The recent collapse of the “Kerry Plan” to revive the two-state solution has once again exposed the peace process as a cynical travesty devoid of justice.
Recycled in various permutations for over two decades, the U.S. sponsored two-state solution has had a consistent purpose: force Palestinians to formally accept an apartheid “Jewish state” on more than three-quarters of historic Palestine and—at best—an Israeli-controlled Palestinian Bantusan on what’s left.
It also demands that seven million Palestinian refugees, transformed through Zionist alchemy from victims of ethnic cleansing into a collective threat to Israel’s “Jewish character,” permanently concede their right of return.
To succeed, this process requires an indigenous accomplice willing to trade away Palestinian rights and demobilize popular opposition in exchange for what Palestinian grassroots activist Haidar Eid describes as “a flag, a national anthem, and a small piece of land on which to exercise municipal sovereignty and establish ministries, all with the permission of the occupier.”
The Palestinian Authority (PA) was created by the 1993 Oslo Accords precisely to fulfill this function, to be administered by a compliant PLO “negotiating partner.”
For iconic Palestinian intellectual and one-time senior PLO advisor Edward Said, this “instrument of Palestinian surrender, a Palestinian Versailles” was a catastrophe. “I doubt that there was a single Palestinian who watched the White House [signing] ceremony,” he wrote, “who did not also feel that a century of sacrifice, dispossession and heroic struggle had finally come to nought.”
Today’s PA leadership under notional president Mahmoud Abbas represents a Palestinian neoliberal 1% and actively colludes with Israeli forces to suppress any signs of resistance, having become, as Said predicted, “Israel’s enforcer.” Abbas has unashamedly affirmed this role, recently declaring the PA’s “security relationship” with Israel “sacred.”
Yet despite its best efforts at collaboration, the PA cannot openly submit to Israeli demands for total Palestinian capitulation, for fear of being toppled by a new popular Intifada.

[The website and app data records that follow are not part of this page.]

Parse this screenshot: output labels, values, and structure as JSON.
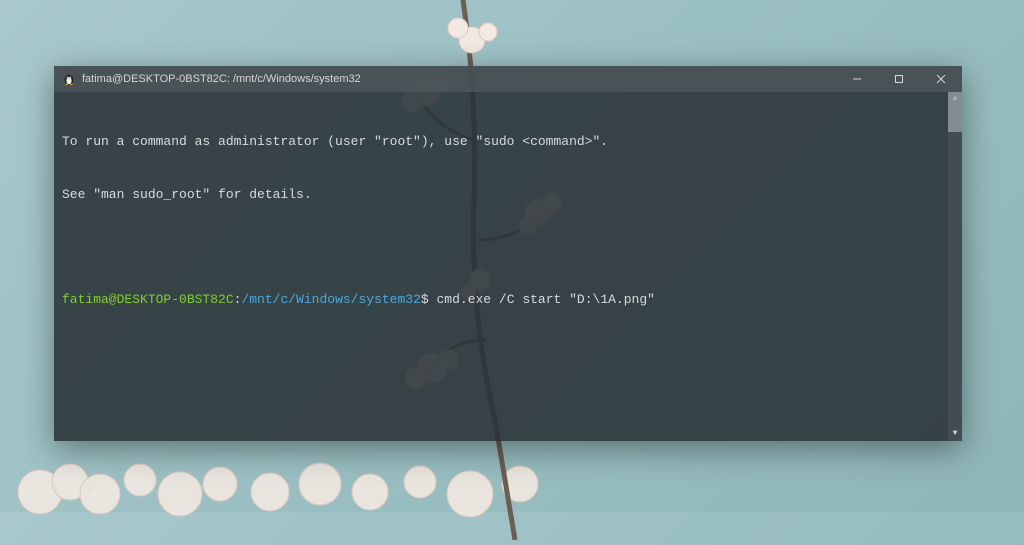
{
  "window": {
    "icon": "penguin-icon",
    "title": "fatima@DESKTOP-0BST82C: /mnt/c/Windows/system32"
  },
  "terminal": {
    "motd_line1": "To run a command as administrator (user \"root\"), use \"sudo <command>\".",
    "motd_line2": "See \"man sudo_root\" for details.",
    "prompt_user": "fatima@DESKTOP-0BST82C",
    "prompt_colon": ":",
    "prompt_path": "/mnt/c/Windows/system32",
    "prompt_dollar": "$",
    "command": " cmd.exe /C start \"D:\\1A.png\""
  },
  "colors": {
    "terminal_bg": "rgba(40,49,53,0.88)",
    "user_color": "#7fcf2f",
    "path_color": "#4aa8e0",
    "text_color": "#d7dbdd"
  }
}
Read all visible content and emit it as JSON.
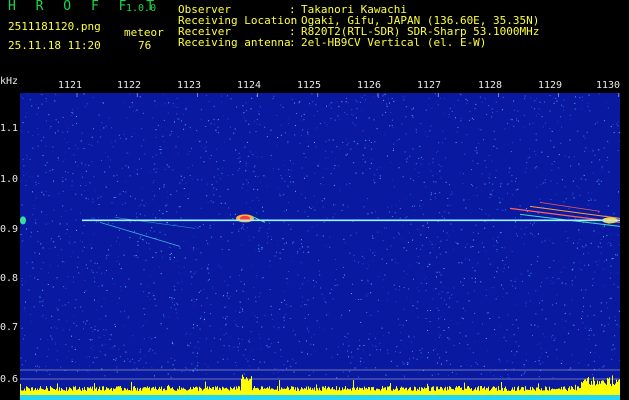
{
  "app": {
    "title": "H R O F F T",
    "version": "1.0.0"
  },
  "capture": {
    "filename": "2511181120.png",
    "datetime": "25.11.18 11:20",
    "mode": "meteor",
    "count": "76"
  },
  "info": [
    {
      "label": "Observer",
      "value": "Takanori Kawachi"
    },
    {
      "label": "Receiving Location",
      "value": "Ogaki, Gifu, JAPAN (136.60E, 35.35N)"
    },
    {
      "label": "Receiver",
      "value": "R820T2(RTL-SDR) SDR-Sharp 53.1000MHz"
    },
    {
      "label": "Receiving antenna",
      "value": "2el-HB9CV Vertical (el. E-W)"
    }
  ],
  "separator": ":",
  "chart_data": {
    "type": "heatmap",
    "y_unit": "kHz",
    "x_ticks": [
      "1121",
      "1122",
      "1123",
      "1124",
      "1125",
      "1126",
      "1127",
      "1128",
      "1129",
      "1130"
    ],
    "y_ticks": [
      "1.1",
      "1.0",
      "0.9",
      "0.8",
      "0.7",
      "0.6"
    ],
    "ylim": [
      0.57,
      1.15
    ],
    "carrier_khz": 0.92,
    "colors": {
      "background": "#0a1aa0",
      "carrier": "#9ff5ff",
      "echo": "#ff3a3a",
      "level_bar": "#ffff00",
      "level_base": "#22d6f5"
    }
  }
}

For its part, the Obama administration regards a two-state solution as the best long-term means of securing Israel’s ongoing role as watchdog for U.S. imperial interests in the region (Secretary of State Alexander Haig once referred to Israel as “the largest American aircraft carrier in the world”).

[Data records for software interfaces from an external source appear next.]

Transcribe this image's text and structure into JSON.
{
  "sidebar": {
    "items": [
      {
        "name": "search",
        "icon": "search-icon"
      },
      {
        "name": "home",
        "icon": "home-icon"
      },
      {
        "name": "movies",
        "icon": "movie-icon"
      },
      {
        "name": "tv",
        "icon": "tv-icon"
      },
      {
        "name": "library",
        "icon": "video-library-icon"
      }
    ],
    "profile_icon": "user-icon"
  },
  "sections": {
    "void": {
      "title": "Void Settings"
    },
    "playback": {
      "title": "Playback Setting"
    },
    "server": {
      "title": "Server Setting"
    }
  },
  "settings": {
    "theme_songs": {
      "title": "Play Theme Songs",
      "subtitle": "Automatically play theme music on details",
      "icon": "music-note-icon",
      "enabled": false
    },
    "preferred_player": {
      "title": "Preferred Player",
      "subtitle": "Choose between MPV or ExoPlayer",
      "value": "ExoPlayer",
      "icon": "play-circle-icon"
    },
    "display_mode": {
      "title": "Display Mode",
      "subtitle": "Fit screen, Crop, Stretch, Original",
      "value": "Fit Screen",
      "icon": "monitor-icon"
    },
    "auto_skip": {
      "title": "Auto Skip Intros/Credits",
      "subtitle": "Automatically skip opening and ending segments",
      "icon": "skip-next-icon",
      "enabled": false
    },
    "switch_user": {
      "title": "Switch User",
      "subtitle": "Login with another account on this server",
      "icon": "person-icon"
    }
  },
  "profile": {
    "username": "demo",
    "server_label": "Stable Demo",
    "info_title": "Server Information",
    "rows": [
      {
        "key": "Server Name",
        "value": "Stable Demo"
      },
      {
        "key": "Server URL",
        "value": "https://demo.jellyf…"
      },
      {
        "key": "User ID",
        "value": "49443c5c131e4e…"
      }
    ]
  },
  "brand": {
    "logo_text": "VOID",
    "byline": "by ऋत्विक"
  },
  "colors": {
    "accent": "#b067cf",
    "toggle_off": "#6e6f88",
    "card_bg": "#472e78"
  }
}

As in all alliances, however, there is tension. Israel’s highly conspicuous “Jewish only” settlements in the 1967 territories undermine the U.S. administration’s two-state plans as made clear by John Kerry’s “poof” comment regarding Israel’s responsibility for the most recent breakdown in the talks. At the same time, U.S. politicians know they must placate domestic pro-Israel forces or suffer the electoral consequences.
These strains notwithstanding, shared aims and ideology—rather than the “Israel Lobby”—ultimately guarantee unconditional U.S. support for Israel, which is therefore free to drag out endless negotiations to nowhere.
The 2005 Palestinian call for Boycott, Divestment, and Sanctions against Israel challenges all these machinations. BDS, the largest international movement in solidarity with Palestinian resistance, demands not only an end to the 1967 occupation, but equality for Palestinian citizens of Israel and that Israel respect, protect and promote Palestinian refugee’s right of return.
Zionists complain these demands spell the end of the “Jewish state.” They are correct. A “Jewish state” is by definition dedicated to the supremacy of Jews over non-Jews in Palestine, and is therefore irreconcilable with the justice advocated by BDS. As Electronic Intifada co-founder Ali Abunimah summarizes, “The demand for a Jewish state cannot be implemented without violating the fundamental human rights of Palestinians, who are no less deserving of human rights than any other group of humans.”
In response to this message, Israel and its backers are striking back. In 2011, the Knesset passed legislation making BDS advocacy and Nakba commemoration a punishable offense. They are now seeking to do the same in the U.S., particularly at universities, where, as author Bill Mullen points out, the battles between Israeli proxies and emerging Students for Justice in Palestine chapters represent “the sharpest campus political conflicts since the Civil Rights, Black Power, and Vietnam antiwar movements.”
Meanwhile, Israeli Prime Minister Benjamin Netanyahu is not only insisting that the PA acknowledge Israel as a “Jewish state” and “cancel” Palestinian right of return as a precondition for any agreement, but is also promoting a new Israeli Basic Law reaffirming Israel’s status as “the nation state of one people only—the Jewish people—and of no other people.” The Kerry Plan similarly insists that Israel is “the nation-state of the Jewish people.”
This language only underscores the racist premises of the “Jewish state,” and makes a mockery of John Kerry’s warning that Israel might in future become an apartheid state. In reality, Mr. Kerry, Israel has been an apartheid state since Day One.
Half a century ago, Dr. Martin Luther King Jr. reminded the world there can be no peace without the “presence of justice.” BDS, by insisting on liberation and full equality throughout historic Palestine, embodies this self-evident principle. Any genuine peace process must do no less.